A right time to shut up and another to speak up
For me Jeremiah has been an interesting prophet since I imagine I share something of an emotional affinity with him. He is called the weeping prophet, and may well have written the book of Lamentations.
Jeremiah didn’t care about sharing his opinions. He was captive only to the word of God, to the message God gave him to speak. He found it nourishing to him, but he also found large parts of it to be more than troubling. And he got to live out not just the blessed parts, but at least something of the results of the cursed parts, for example commanded not to marry since bad times were coming.
I don’t see in Jeremiah a person who wanted to win arguments. But I do see one who again and again was willing to speak out an unpopular message from God to God’s people, even though it tore Jeremiah up.
Surely there’s much we can learn from Jeremiah for us today. There are times that to remain silent is surely wrong. We need to speak up, hopefully with needed wisdom and humility, and with forthrightness and clarity. But then there’s times to simply shut up, be quiet, let it go. I can see that in Jeremiah when after the false prophets contradicted him, saying all would be peace, Jeremiah told them, may it be so. He soon received another word from God which again contradicted the false prophets, flatly contradicting their word.
For Jeremiah it was definitely not an ego trip. It was only with great cost that he spoke. Since his passion and commitment was to speak only God’s message, he wasn’t interested in sharing his own thoughts, except when he was simply dealing with the human element of his dilemma.
Few of us will be called to speak out like Jeremiah, and some of us may not be called to speak at all, but rather act in things God gives us to do. Nothing greater than praying, of course.
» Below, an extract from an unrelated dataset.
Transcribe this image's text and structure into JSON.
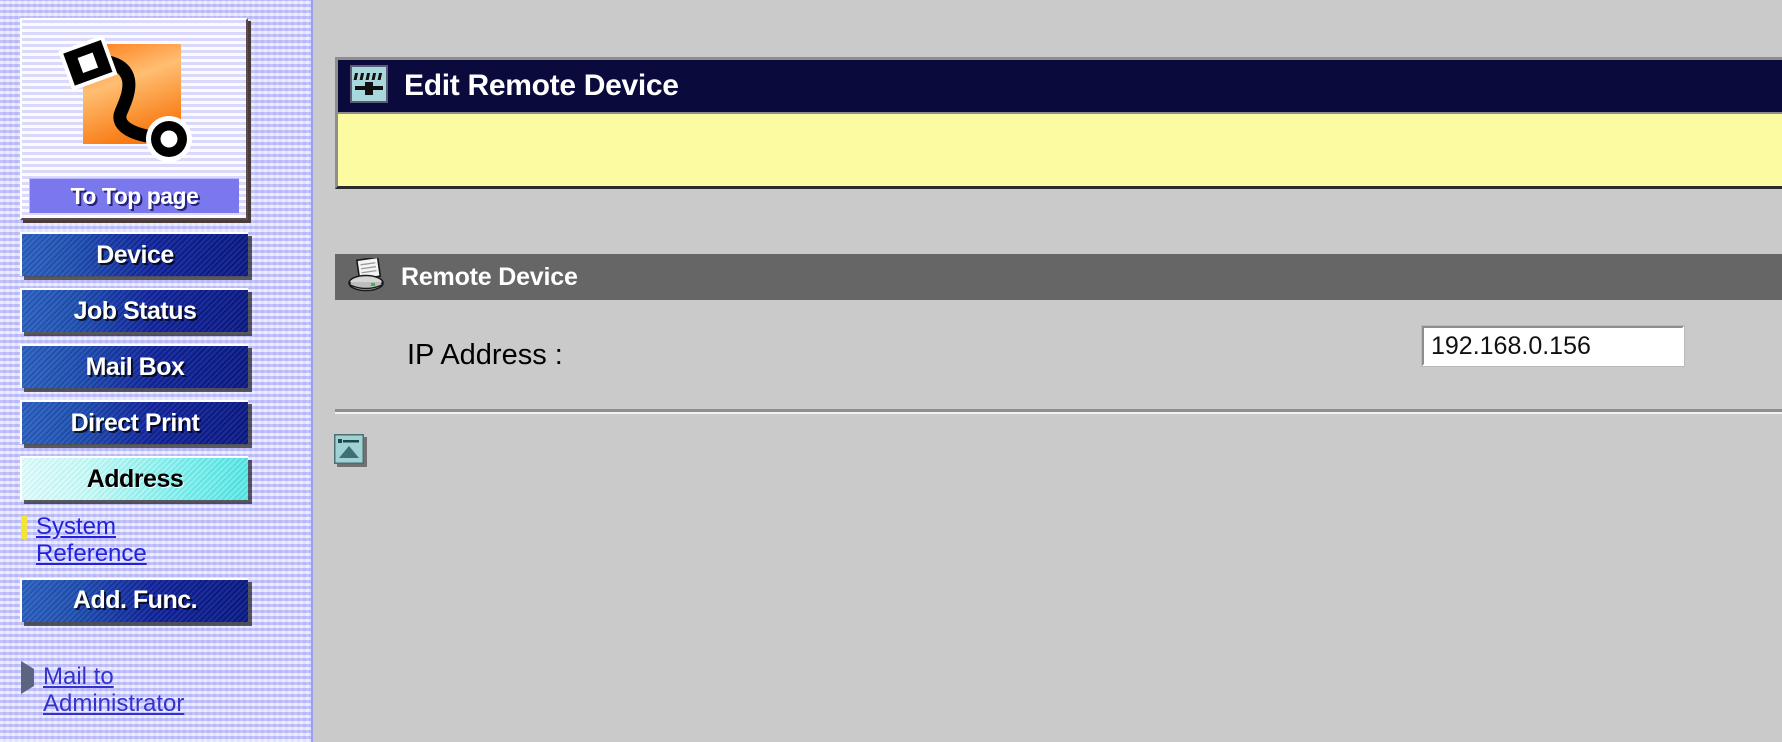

But in good works showing love to our enemies, what God puts on our hearts to do.
If we do speak out, it should be as those speaking God’s word, God’s message. Or our considered, measured, hopefully mature human judgment, making it clear that this is our opinion, perhaps even conviction, but with humility.
In today’s noisy din of dissenting voices, to hear God’s voice and see God’s wisdom break through would be our hope. Ultimately that will happen. We should seek to be in that flow, willing to shut up, but also to speak up when need be. Hoping and praying that God is getting through to us, as well as to others.